3. The mounting apparatus of claim 1, wherein the belt is adapted to support a drum having a number of hardware fixtures equal to the number of segments carried by the belt.
4. The mounting apparatus of claim 1, wherein the frame is composed of a metallic material.
5. The mounting apparatus of claim 1, wherein the frame is composed of a plastic material.
6. The mounting apparatus of claim 1, wherein the frame is composed of wood.
7. The mounting apparatus of claim 1, wherein the frame is composed of a combination of at least two of the materials of a group consisting of metal, plastic and wood.
8. The mounting apparatus of claim 1, wherein the frame is adapted to support a drum diametrically smaller than the frame.

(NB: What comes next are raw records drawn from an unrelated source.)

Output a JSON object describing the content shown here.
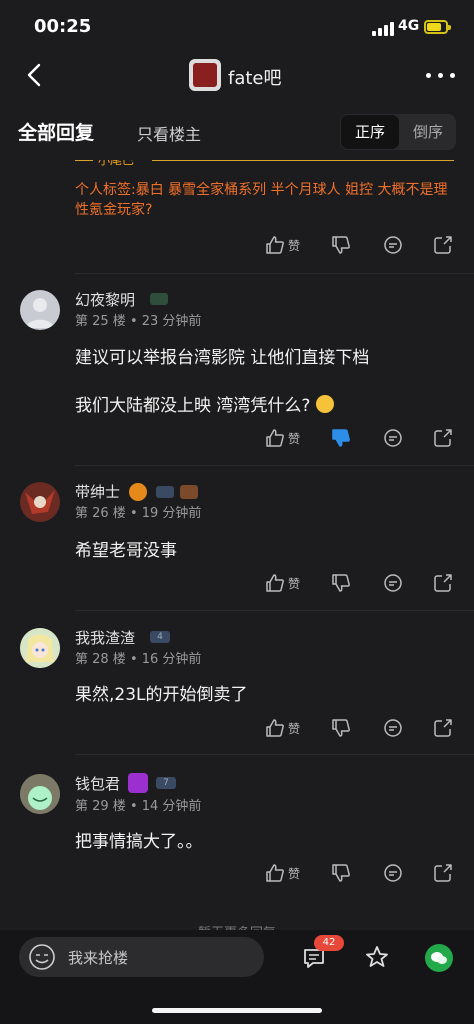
{
  "status_bar": {
    "time": "00:25",
    "network": "4G"
  },
  "nav": {
    "forum_name": "fate吧"
  },
  "tabs": {
    "all_replies": "全部回复",
    "owner_only": "只看楼主",
    "sort_asc": "正序",
    "sort_desc": "倒序"
  },
  "previous_post": {
    "tail_label": "小尾巴",
    "personal_tag": "个人标签:暴白 暴雪全家桶系列 半个月球人 姐控 大概不是理性氪金玩家?",
    "like_label": "赞"
  },
  "comments": [
    {
      "user": "幻夜黎明",
      "floor": "第 25 楼",
      "time": "23 分钟前",
      "lines": [
        "建议可以举报台湾影院 让他们直接下档",
        "我们大陆都没上映 湾湾凭什么?"
      ],
      "like_label": "赞",
      "level_badge": ""
    },
    {
      "user": "带绅士",
      "floor": "第 26 楼",
      "time": "19 分钟前",
      "lines": [
        "希望老哥没事"
      ],
      "like_label": "赞",
      "level_badge": ""
    },
    {
      "user": "我我渣渣",
      "floor": "第 28 楼",
      "time": "16 分钟前",
      "lines": [
        "果然,23L的开始倒卖了"
      ],
      "like_label": "赞",
      "level_badge": "4"
    },
    {
      "user": "钱包君",
      "floor": "第 29 楼",
      "time": "14 分钟前",
      "lines": [
        "把事情搞大了。。"
      ],
      "like_label": "赞",
      "level_badge": "7"
    }
  ],
  "footer_note": "暂无更多回复",
  "bottom_bar": {
    "reply_placeholder": "我来抢楼",
    "comment_count": "42"
  },
  "colors": {
    "background": "#1c1c1e",
    "accent_orange": "#f0702a",
    "like_blue": "#2d8ee8",
    "badge_red": "#e8483a",
    "wechat_green": "#23a84a"
  },
  "icons": [
    "back-icon",
    "more-icon",
    "like-icon",
    "dislike-icon",
    "comment-icon",
    "share-icon",
    "emoji-icon",
    "star-icon",
    "wechat-icon"
  ]
}
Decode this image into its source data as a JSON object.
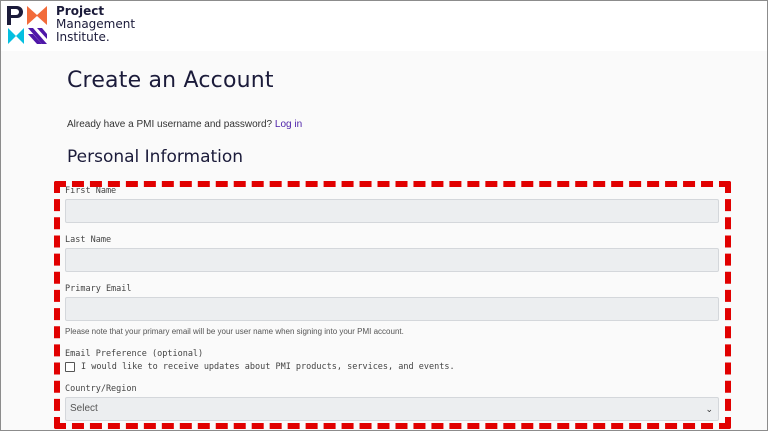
{
  "header": {
    "logo_line1": "Project",
    "logo_line2": "Management",
    "logo_line3": "Institute."
  },
  "page": {
    "title": "Create an Account",
    "login_prompt": "Already have a PMI username and password?",
    "login_link": "Log in",
    "section_title": "Personal Information"
  },
  "form": {
    "first_name_label": "First Name",
    "first_name_value": "",
    "last_name_label": "Last Name",
    "last_name_value": "",
    "email_label": "Primary Email",
    "email_value": "",
    "email_note": "Please note that your primary email will be your user name when signing into your PMI account.",
    "email_pref_label": "Email Preference (optional)",
    "email_pref_checkbox_label": "I would like to receive updates about PMI products, services, and events.",
    "email_pref_checked": false,
    "country_label": "Country/Region",
    "country_value": "Select"
  },
  "colors": {
    "highlight": "#e10000",
    "link": "#4b1fa8",
    "logo_orange": "#f26b3a",
    "logo_teal": "#05bfe0",
    "logo_purple": "#4f17a8",
    "logo_dark": "#1b1b3a"
  }
}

9. The mounting apparatus of claim 1, wherein the clamp is composed of a metallic material.
10. The mounting apparatus of claim 1, wherein the clamp is composed of a rigid plastic material, such that the clamp is strong enough to carry the weight of both the annular frame and drum supported therein.
11. The mounting apparatus of claim 1, wherein the attachment points on the belt's inner bands are not centered in relation to the belt's width.
|3780613||December 1973||Ludwig, Jr.|
|4158980||June 26, 1979||Gauger|
|4396807||August 2, 1983||Brewer|
|4779509||October 25, 1988||Weir|
|5337645||August 16, 1994||Johnston|
|5404786||April 11, 1995||Gatzen|
|5600080||February 4, 1997||Belli|